Chief Justice David Maraga in consultations with Deputy Chief Justice Philomena Mwilu and Justice Smokin Wanjala during the status conference of the presidential election petition at the Supreme Court after Uhuru Kenyatta was declared victor in the October 26, 2017 elections, Nairobi, November 14, 2017.

The opposition boycotted the poll, which Kenyatta won with 98% of the vote.

"The court has unanimously determined that the petitions are not merited". "As a effect, the presidential election of 26th of October is hereby upheld".

"After the hearing the petitions we retired with only two days left to the deadline and it was impossible to write a full judgement".

The decision was met with applause in the courtroom from lawyers for the election commission and Kenyatta.

Kenyatta's main rival, Raila Odinga, however, pulled out of the rerun at the last minute saying the new elections would be flawed as well since the commission overseeing the contest had not been reformed.
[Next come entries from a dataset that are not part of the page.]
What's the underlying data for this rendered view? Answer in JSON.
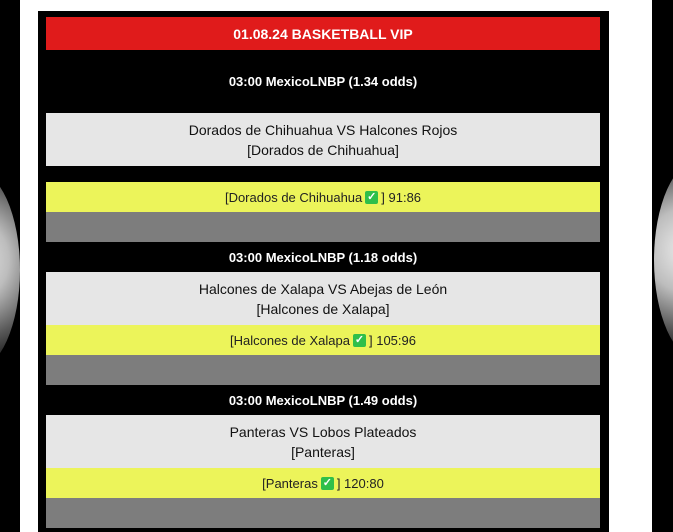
{
  "header": {
    "title": "01.08.24 BASKETBALL VIP"
  },
  "matches": [
    {
      "info": "03:00 MexicoLNBP (1.34 odds)",
      "teams": "Dorados de Chihuahua VS Halcones Rojos",
      "pick": "[Dorados de Chihuahua]",
      "result_team": "[Dorados de Chihuahua",
      "result_score": "] 91:86"
    },
    {
      "info": "03:00 MexicoLNBP (1.18 odds)",
      "teams": "Halcones de Xalapa VS Abejas de León",
      "pick": "[Halcones de Xalapa]",
      "result_team": "[Halcones de Xalapa",
      "result_score": "] 105:96"
    },
    {
      "info": "03:00 MexicoLNBP (1.49 odds)",
      "teams": "Panteras VS Lobos Plateados",
      "pick": "[Panteras]",
      "result_team": "[Panteras",
      "result_score": "] 120:80"
    }
  ],
  "icons": {
    "win": "check-icon"
  },
  "colors": {
    "header": "#e01b1b",
    "result": "#ecf45a",
    "check": "#2fbf4a"
  }
}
There was no immediate reaction from Kenyatta. With this weekend's death toll almost 100 people have died in the political unrest, the majority opposition demonstrators shot by police during protests.

Odinga accused the government of being behind the killings, which followed at least five deaths last Friday as police tried to disperse opposition supporters.